Excerpts from an interface dataset:
# # #

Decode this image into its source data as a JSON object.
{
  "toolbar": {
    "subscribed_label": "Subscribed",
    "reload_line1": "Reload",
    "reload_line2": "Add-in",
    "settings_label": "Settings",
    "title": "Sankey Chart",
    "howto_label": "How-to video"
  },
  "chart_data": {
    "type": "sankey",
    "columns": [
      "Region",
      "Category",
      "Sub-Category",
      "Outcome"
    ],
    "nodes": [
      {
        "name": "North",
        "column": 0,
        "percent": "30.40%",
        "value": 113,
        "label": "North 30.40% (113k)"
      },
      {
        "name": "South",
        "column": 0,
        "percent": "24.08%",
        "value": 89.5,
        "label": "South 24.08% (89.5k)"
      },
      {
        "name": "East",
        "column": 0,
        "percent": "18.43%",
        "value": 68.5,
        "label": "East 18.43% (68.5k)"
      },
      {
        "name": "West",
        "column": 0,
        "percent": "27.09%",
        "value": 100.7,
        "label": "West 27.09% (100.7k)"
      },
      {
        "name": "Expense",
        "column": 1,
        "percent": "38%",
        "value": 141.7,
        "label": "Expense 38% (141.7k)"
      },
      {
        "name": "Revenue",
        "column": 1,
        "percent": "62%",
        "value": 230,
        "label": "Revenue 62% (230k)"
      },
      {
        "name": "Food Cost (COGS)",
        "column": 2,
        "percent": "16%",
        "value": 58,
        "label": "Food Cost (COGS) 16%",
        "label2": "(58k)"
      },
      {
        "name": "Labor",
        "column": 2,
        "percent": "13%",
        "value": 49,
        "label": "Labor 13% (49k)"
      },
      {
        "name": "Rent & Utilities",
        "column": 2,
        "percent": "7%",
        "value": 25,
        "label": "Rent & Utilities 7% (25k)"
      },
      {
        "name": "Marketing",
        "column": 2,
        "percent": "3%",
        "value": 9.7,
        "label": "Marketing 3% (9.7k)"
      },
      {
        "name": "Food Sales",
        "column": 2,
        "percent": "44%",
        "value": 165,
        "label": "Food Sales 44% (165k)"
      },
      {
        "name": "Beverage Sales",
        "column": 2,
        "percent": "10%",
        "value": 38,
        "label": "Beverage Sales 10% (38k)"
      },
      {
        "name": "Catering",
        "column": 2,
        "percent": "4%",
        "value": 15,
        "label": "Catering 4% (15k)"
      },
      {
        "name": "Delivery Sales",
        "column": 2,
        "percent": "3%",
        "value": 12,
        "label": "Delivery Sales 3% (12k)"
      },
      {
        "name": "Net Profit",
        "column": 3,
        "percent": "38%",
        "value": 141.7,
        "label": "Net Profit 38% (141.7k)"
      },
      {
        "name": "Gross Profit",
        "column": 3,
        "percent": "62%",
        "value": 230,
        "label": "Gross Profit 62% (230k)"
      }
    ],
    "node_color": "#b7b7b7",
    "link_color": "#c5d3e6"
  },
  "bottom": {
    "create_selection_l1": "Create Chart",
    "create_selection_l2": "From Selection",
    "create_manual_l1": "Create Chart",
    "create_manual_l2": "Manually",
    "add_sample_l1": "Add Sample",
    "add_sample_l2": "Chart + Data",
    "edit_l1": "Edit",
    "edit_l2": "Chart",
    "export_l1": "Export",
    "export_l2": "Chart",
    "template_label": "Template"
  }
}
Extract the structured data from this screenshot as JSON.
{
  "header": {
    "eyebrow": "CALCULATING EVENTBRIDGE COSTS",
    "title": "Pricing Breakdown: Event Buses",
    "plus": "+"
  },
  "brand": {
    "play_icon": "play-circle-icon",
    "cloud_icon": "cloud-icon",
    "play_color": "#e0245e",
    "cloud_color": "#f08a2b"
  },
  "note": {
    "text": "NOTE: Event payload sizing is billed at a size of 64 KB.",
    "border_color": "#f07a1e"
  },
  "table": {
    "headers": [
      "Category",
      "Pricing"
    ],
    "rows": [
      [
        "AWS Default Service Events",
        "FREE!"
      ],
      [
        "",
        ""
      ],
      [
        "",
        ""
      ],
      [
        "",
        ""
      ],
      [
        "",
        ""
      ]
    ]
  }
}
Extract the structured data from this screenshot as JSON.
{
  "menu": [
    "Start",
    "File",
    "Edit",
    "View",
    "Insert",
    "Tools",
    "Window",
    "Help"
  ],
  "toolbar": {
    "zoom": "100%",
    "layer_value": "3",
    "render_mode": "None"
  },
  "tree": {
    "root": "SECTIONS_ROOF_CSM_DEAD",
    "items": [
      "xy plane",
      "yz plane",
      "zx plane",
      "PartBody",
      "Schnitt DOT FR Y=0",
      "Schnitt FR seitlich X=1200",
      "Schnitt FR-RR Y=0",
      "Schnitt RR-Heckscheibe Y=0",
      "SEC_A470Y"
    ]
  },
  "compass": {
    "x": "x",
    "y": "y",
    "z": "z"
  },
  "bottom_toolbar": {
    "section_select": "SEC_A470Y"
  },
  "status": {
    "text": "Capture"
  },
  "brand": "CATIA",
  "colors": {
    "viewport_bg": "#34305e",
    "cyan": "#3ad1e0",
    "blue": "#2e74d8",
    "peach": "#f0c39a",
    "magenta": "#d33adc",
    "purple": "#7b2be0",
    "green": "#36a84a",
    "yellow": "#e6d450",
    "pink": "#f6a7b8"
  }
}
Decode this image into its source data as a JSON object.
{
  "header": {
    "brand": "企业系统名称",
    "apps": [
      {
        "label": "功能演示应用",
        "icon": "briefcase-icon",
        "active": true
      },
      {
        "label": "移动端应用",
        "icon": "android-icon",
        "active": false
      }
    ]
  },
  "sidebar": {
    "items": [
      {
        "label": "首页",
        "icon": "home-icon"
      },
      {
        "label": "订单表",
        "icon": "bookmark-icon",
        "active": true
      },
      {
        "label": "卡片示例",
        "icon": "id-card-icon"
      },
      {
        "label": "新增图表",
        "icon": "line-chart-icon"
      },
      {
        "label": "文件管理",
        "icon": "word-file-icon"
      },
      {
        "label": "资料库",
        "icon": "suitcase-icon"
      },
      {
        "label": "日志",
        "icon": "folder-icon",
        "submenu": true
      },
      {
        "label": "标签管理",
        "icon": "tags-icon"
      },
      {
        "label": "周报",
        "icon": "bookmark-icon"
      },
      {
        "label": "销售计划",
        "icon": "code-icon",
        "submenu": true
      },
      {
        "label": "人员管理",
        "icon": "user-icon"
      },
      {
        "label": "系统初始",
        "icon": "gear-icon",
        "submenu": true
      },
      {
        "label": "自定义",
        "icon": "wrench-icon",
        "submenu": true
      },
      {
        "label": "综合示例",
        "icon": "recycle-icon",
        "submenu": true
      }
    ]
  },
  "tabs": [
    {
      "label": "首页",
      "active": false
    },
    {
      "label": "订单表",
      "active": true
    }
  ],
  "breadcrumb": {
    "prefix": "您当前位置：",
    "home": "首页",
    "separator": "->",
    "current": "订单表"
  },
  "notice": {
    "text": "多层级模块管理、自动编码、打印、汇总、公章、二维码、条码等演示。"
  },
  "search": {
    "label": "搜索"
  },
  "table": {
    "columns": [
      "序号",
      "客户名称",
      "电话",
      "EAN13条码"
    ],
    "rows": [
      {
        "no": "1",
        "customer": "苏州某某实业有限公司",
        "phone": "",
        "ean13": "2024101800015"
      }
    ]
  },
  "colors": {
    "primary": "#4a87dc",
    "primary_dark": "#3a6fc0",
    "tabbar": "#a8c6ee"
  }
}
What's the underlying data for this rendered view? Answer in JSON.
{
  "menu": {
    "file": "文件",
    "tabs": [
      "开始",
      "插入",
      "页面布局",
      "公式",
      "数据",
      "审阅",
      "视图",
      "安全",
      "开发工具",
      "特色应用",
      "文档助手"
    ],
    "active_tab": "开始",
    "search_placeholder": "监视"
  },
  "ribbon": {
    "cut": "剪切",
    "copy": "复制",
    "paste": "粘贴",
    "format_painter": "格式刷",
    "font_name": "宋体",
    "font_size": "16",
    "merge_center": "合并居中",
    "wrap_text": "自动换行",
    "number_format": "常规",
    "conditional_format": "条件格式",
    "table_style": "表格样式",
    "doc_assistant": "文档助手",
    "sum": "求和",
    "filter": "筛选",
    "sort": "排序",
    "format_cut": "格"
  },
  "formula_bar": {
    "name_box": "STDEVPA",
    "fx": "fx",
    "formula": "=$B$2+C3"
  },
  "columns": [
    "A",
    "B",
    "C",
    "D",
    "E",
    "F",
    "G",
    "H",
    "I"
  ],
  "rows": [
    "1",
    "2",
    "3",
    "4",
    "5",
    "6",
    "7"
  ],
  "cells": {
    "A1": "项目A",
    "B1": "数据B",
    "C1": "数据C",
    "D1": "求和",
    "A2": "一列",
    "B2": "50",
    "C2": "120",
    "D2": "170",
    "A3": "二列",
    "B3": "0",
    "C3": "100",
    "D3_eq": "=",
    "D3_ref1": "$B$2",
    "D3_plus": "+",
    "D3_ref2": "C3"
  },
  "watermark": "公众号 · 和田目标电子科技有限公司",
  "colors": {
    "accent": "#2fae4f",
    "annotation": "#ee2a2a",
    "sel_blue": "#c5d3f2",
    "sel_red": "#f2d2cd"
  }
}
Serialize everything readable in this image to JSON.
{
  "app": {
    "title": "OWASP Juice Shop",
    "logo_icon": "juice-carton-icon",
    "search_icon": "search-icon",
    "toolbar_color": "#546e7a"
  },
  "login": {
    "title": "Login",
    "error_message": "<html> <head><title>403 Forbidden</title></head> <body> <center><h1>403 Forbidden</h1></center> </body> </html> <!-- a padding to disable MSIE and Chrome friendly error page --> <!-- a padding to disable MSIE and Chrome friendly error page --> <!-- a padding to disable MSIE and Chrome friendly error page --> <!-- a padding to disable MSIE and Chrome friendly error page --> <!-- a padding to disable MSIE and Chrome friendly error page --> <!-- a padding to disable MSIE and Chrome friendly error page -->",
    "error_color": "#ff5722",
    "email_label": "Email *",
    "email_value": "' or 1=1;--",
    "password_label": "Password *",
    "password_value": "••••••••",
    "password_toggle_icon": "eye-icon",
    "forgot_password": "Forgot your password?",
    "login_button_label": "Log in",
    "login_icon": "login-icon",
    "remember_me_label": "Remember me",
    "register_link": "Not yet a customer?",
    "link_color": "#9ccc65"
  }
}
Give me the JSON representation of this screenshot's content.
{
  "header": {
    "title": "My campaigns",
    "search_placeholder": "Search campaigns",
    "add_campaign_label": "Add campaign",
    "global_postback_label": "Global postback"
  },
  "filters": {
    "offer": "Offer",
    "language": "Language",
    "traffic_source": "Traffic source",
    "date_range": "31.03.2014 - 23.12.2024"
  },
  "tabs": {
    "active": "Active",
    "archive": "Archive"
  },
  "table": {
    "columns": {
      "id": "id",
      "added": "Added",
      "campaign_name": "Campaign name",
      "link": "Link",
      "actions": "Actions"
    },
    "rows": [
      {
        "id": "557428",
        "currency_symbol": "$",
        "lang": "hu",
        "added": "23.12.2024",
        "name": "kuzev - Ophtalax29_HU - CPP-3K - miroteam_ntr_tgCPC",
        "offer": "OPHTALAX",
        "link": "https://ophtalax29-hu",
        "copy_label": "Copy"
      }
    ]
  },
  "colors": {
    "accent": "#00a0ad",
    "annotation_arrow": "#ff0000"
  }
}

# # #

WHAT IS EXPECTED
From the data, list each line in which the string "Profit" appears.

TASK OUTPUT
        "name": "Net Profit",
        "label": "Net Profit 38% (141.7k)"
        "name": "Gross Profit",
        "label": "Gross Profit 62% (230k)"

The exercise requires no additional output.